Despite military gains against Somalia’s Islamist group Al-Shabaab, the insurgents’ defeat will remain elusive until the Somali government and its international partners address longstanding social – often clan-based – grievances through parallel local and national processes, as the basis for the revival of conventional governmental authority.
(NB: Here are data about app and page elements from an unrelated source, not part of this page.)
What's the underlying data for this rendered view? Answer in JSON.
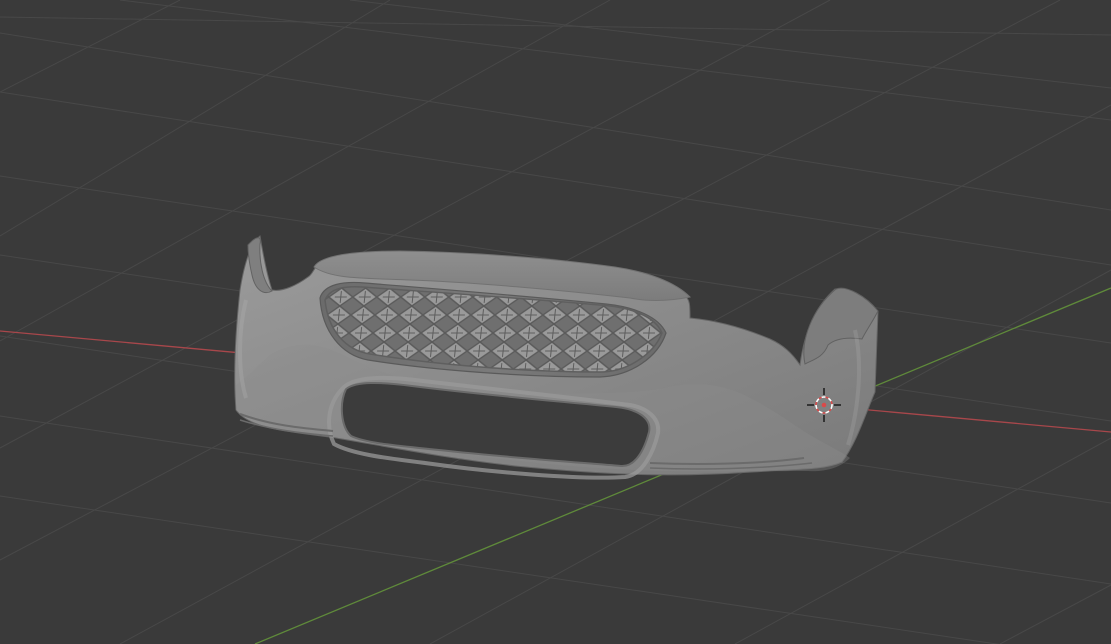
{
  "app": {
    "name": "3D Viewport"
  },
  "viewport": {
    "background_color": "#3a3a3a",
    "grid_color": "#4a4a4a",
    "x_axis_color": "#a8474b",
    "y_axis_color": "#5f8a3a",
    "model_color": "#8a8a8a",
    "model_shadow_color": "#5f5f5f",
    "model_highlight_color": "#a3a3a3",
    "grille_color": "#6f6f6f",
    "cursor_color": "#ffffff",
    "cursor_accent_color": "#d94a4a"
  },
  "objects": {
    "model": {
      "name": "front-bumper",
      "icon": "bumper-mesh"
    },
    "cursor": {
      "name": "3d-cursor",
      "icon": "crosshair-icon"
    }
  }
}
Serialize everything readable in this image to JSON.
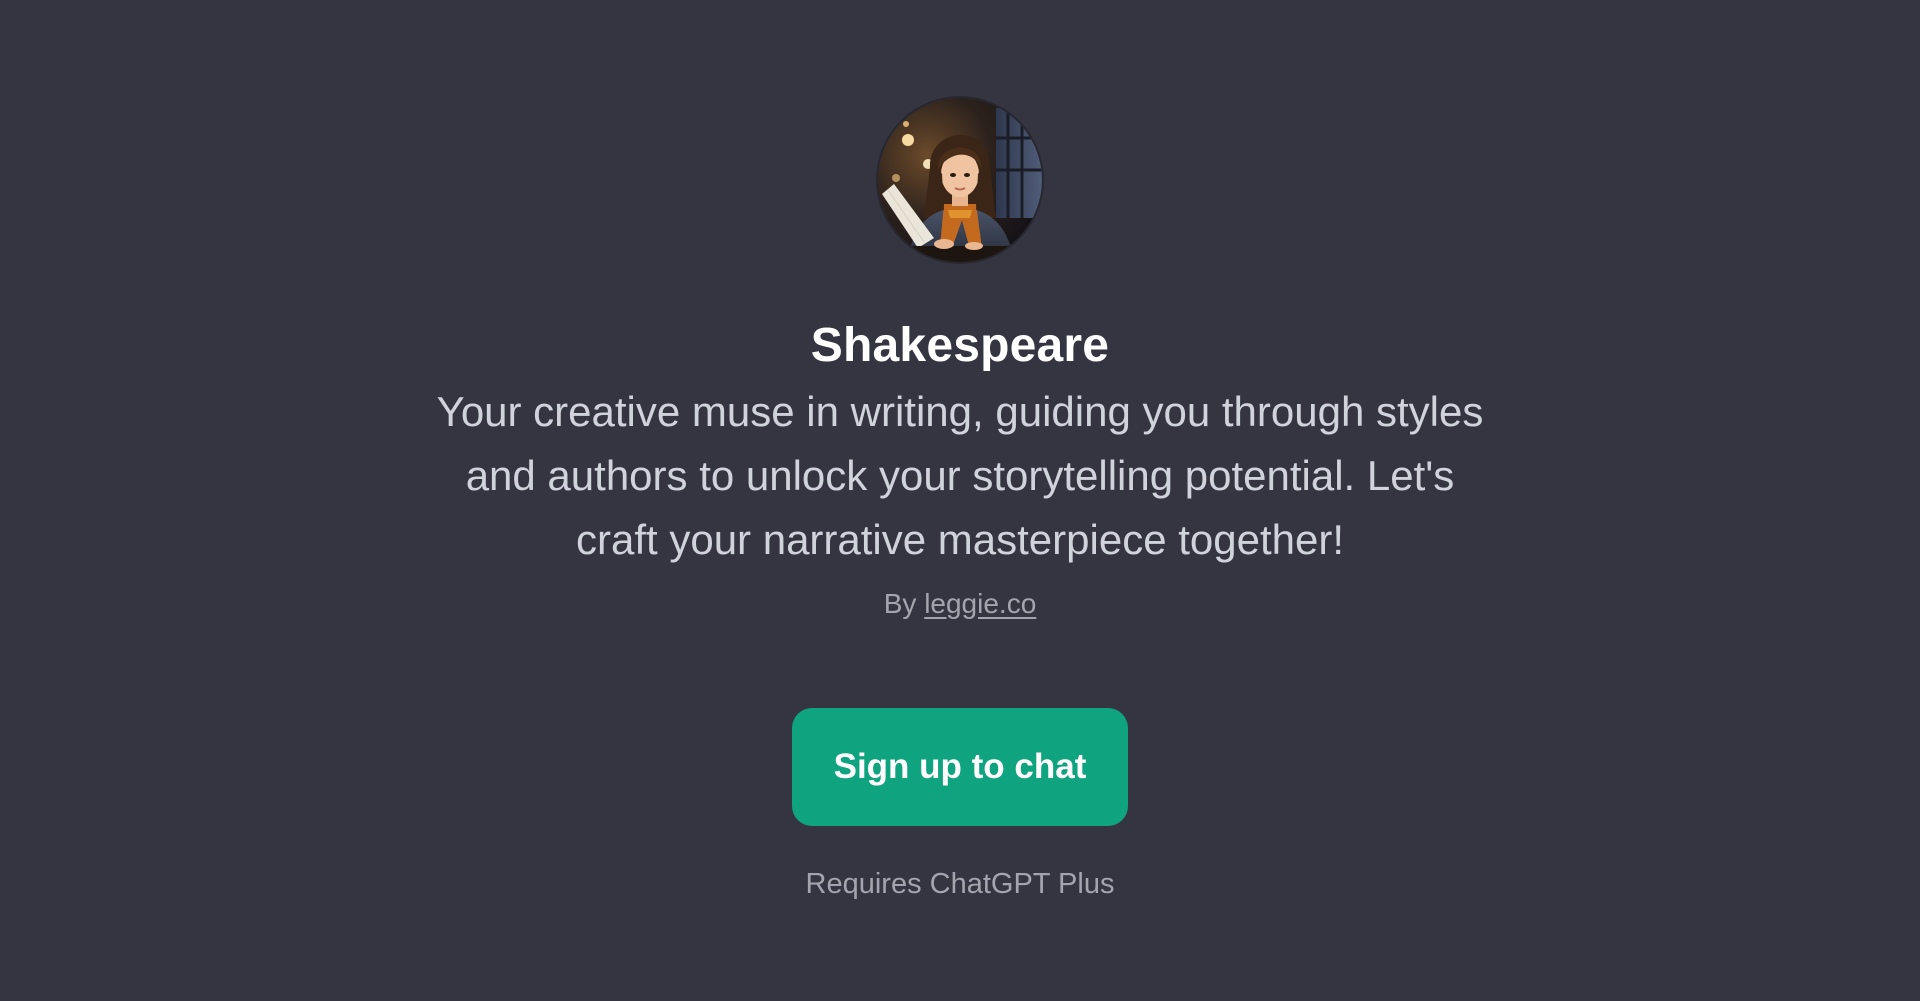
{
  "gpt": {
    "avatar_alt": "Shakespeare",
    "title": "Shakespeare",
    "description": "Your creative muse in writing, guiding you through styles and authors to unlock your storytelling potential. Let's craft your narrative masterpiece together!",
    "byline_prefix": "By",
    "author": "leggie.co"
  },
  "actions": {
    "signup_label": "Sign up to chat",
    "requirement": "Requires ChatGPT Plus"
  },
  "colors": {
    "background": "#343541",
    "title": "#ffffff",
    "description": "#d1d3dc",
    "muted": "#a3a4ad",
    "accent": "#10a37f"
  }
}
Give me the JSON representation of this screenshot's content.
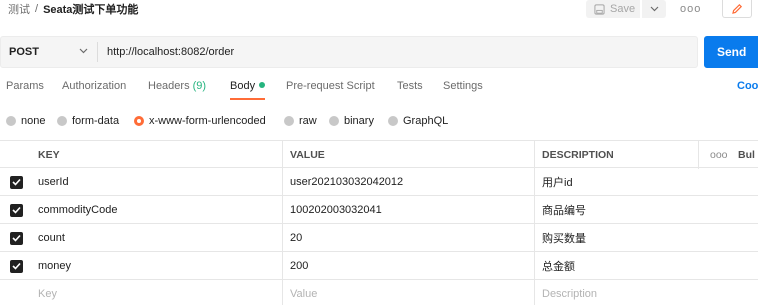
{
  "header": {
    "breadcrumb_parent": "测试",
    "breadcrumb_sep": "/",
    "title": "Seata测试下单功能",
    "save_label": "Save",
    "more_label": "ooo"
  },
  "request": {
    "method": "POST",
    "url": "http://localhost:8082/order",
    "send_label": "Send"
  },
  "tabs": [
    {
      "label": "Params"
    },
    {
      "label": "Authorization"
    },
    {
      "label": "Headers",
      "count": "(9)"
    },
    {
      "label": "Body",
      "active": true
    },
    {
      "label": "Pre-request Script"
    },
    {
      "label": "Tests"
    },
    {
      "label": "Settings"
    }
  ],
  "cookies_label": "Coo",
  "body_types": [
    {
      "label": "none"
    },
    {
      "label": "form-data"
    },
    {
      "label": "x-www-form-urlencoded",
      "selected": true
    },
    {
      "label": "raw"
    },
    {
      "label": "binary"
    },
    {
      "label": "GraphQL"
    }
  ],
  "table": {
    "headers": {
      "key": "KEY",
      "value": "VALUE",
      "description": "DESCRIPTION",
      "more": "ooo",
      "bulk": "Bul"
    },
    "rows": [
      {
        "key": "userId",
        "value": "user202103032042012",
        "description": "用户id"
      },
      {
        "key": "commodityCode",
        "value": "100202003032041",
        "description": "商品编号"
      },
      {
        "key": "count",
        "value": "20",
        "description": "购买数量"
      },
      {
        "key": "money",
        "value": "200",
        "description": "总金额"
      }
    ],
    "placeholders": {
      "key": "Key",
      "value": "Value",
      "description": "Description"
    }
  },
  "colors": {
    "accent": "#ff6c37",
    "send": "#097bed",
    "status_green": "#26b47f"
  }
}
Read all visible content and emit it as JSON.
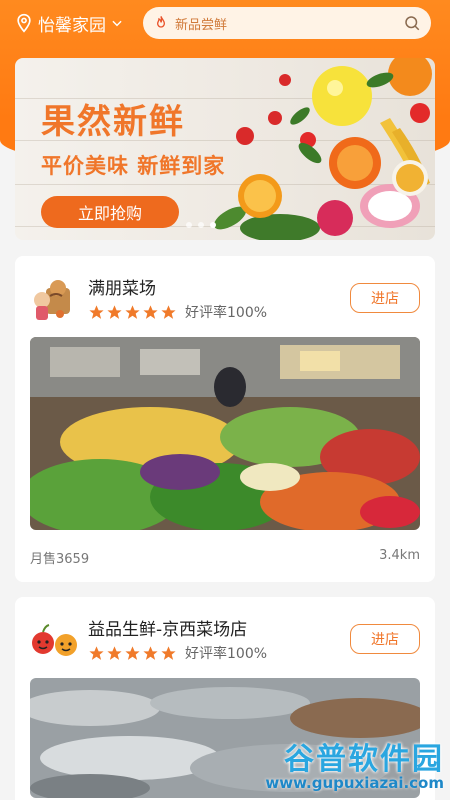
{
  "header": {
    "location": "怡馨家园",
    "search_placeholder": "新品尝鲜"
  },
  "banner": {
    "title": "果然新鲜",
    "subtitle": "平价美味 新鲜到家",
    "cta": "立即抢购",
    "page_count": 3,
    "active_index": 2
  },
  "shops": [
    {
      "name": "满朋菜场",
      "rating_label": "好评率100%",
      "stars": 5,
      "enter_label": "进店",
      "sales": "月售3659",
      "distance": "3.4km"
    },
    {
      "name": "益品生鲜-京西菜场店",
      "rating_label": "好评率100%",
      "stars": 5,
      "enter_label": "进店"
    }
  ],
  "watermark": {
    "title": "谷普软件园",
    "url": "www.gupuxiazai.com"
  },
  "colors": {
    "brand_orange": "#ff7a12",
    "text_orange": "#f0762a",
    "star": "#f07a2a"
  }
}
To combat the entrenched, highly adaptable extremist group Al-Shabaab, the Somali Federal Government and its allies must better imitate the group’s core political strengths. The focus on military campaigns with little emphasis on encouraging political settlements in liberated areas is handing the initiative back to the insurgents. In its latest briefing, Somalia: Al-Shabaab – It Will Be a Long War, the International Crisis Group looks beyond Al Shabaab’s extremist face and explains why the group remains resilient in south-central Somalia.While Al-Shabaab remains the focus for international actors, it is just one of several obstacles on the road to peace and stability. And unlike many of its rivals in south-central Somalia, the group still offers practical solutions to clan conflicts and minority representation, simple but effective governance and justice structures, and basic social services, including religious instruction in areas with scant primary education.